GLENDALE, Arizona (Reuters) - In an effort to avoid another 'deflategate' controversy, the National Football League will monitor game balls for Sunday's Super Bowl more closely than it does for other games during the season.

With a probe looking into whether the New England Patriots used deliberately deflated footballs to gain an edge in their playoff game that clinched a Super Bowl berth, the NFL has issued a reminder about the process for it's biggest game.

Game balls go through a complex series of selection, testing and security ahead of Sunday's 6:30 p.m. ET kickoff. There appears little room for any of the skullduggery that the Patriots have been accused of by some.

After the Patriots and Seattle Seahawks clinched their Super Bowl berths two weeks ago, ball manufacturer Wilson shipped 54 balls to both teams.

"The teams are allowed to prepare and practice with these footballs until the Friday before the Super Bowl," the NFL said in a statement.

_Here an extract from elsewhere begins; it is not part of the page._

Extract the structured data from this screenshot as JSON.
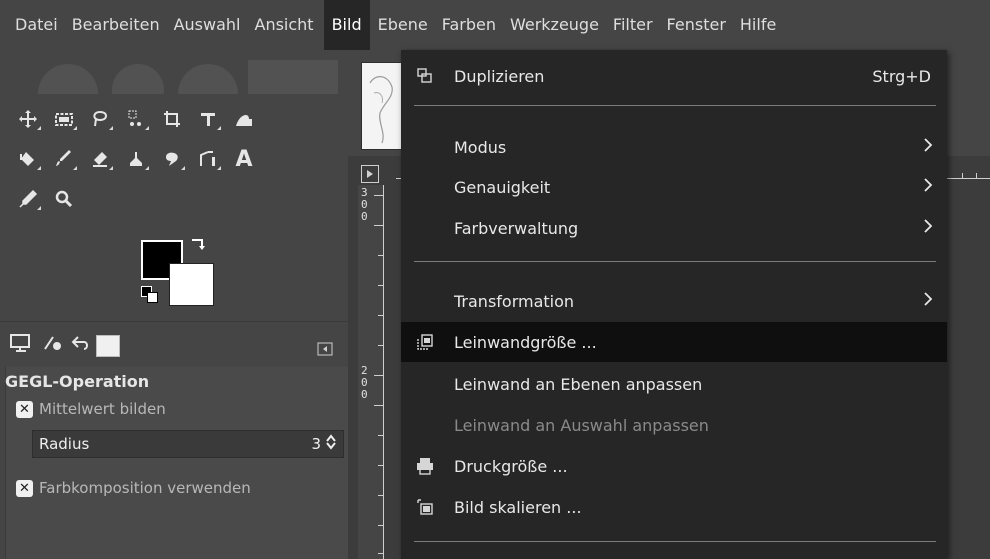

"Each team's quarterback can prepare the footballs to suit his preferences — as long as his preferences comply with league specifications, rules and policies."

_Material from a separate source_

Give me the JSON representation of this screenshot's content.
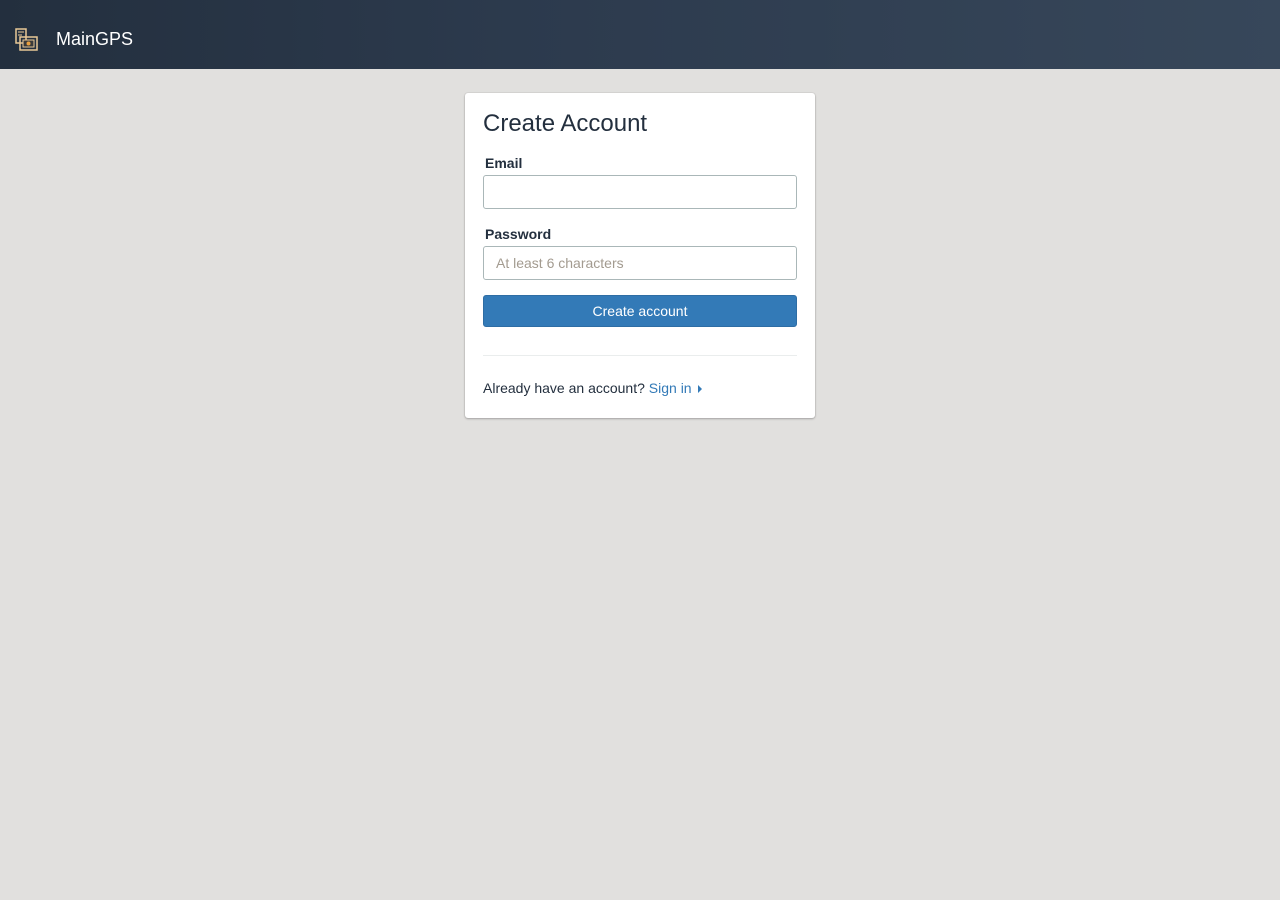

The NFL's designated equipment manager will then collect the balls, inspect them and eliminate any that are not up to code, which is usually seven to 10 balls, the NFL said.

Approved balls are stored overnight with NFL Security.   Continued...

A young fan of New England Patriots quarterback Tom Brady holds up a sign before the start of the NFL Super Bowl XLIX football game against the Seattle Seahawks in Glendale, Arizona, February 1, 2015. REUTERS/Lucy Nicholson